Assignment: What lines in the listing include "label"? Return a copy of each.

Source information:
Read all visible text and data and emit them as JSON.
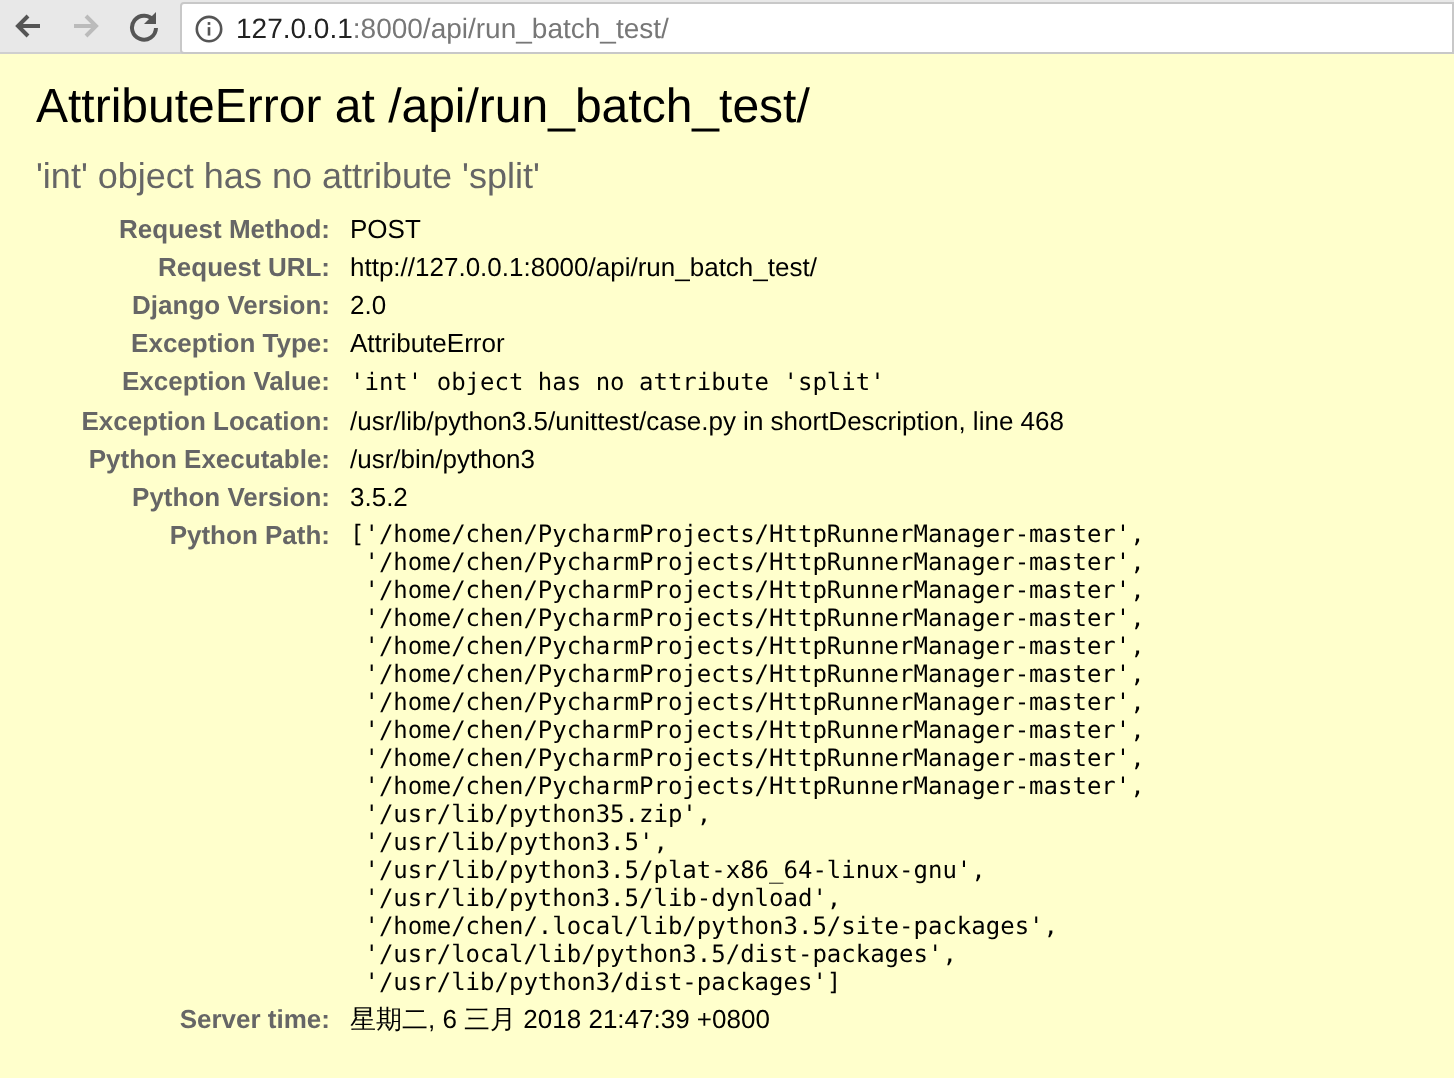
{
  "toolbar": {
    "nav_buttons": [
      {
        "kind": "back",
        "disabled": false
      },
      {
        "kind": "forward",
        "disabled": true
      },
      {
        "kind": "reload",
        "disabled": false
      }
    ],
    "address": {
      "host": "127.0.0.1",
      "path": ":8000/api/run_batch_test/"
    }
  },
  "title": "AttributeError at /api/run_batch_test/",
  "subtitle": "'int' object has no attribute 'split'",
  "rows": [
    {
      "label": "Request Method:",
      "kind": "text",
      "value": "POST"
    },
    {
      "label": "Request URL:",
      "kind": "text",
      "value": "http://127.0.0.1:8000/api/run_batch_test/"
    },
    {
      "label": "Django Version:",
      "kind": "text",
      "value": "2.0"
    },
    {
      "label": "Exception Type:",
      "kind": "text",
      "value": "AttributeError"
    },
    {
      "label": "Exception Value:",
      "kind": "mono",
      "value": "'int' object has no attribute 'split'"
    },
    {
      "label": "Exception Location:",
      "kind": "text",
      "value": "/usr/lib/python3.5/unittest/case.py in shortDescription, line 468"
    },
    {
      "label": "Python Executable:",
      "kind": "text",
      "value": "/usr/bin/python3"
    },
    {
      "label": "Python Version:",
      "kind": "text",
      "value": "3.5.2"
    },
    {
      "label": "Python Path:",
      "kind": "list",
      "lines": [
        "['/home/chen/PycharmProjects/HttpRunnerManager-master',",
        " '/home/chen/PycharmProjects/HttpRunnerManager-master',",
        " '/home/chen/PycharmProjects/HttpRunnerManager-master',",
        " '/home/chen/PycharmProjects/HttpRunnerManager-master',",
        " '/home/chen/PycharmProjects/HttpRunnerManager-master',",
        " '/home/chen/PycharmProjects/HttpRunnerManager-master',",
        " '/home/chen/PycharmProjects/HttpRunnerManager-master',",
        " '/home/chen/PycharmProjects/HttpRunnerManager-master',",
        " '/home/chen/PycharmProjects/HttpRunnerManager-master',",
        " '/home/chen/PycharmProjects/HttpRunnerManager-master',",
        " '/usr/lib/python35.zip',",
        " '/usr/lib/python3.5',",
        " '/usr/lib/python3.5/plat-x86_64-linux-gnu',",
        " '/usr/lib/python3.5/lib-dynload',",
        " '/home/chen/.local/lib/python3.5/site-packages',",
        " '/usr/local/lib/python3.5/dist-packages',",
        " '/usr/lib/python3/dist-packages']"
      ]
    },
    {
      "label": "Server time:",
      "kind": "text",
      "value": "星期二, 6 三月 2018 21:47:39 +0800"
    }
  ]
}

Expected answer:
      "label": "Request Method:",
      "label": "Request URL:",
      "label": "Django Version:",
      "label": "Exception Type:",
      "label": "Exception Value:",
      "label": "Exception Location:",
      "label": "Python Executable:",
      "label": "Python Version:",
      "label": "Python Path:",
      "label": "Server time:",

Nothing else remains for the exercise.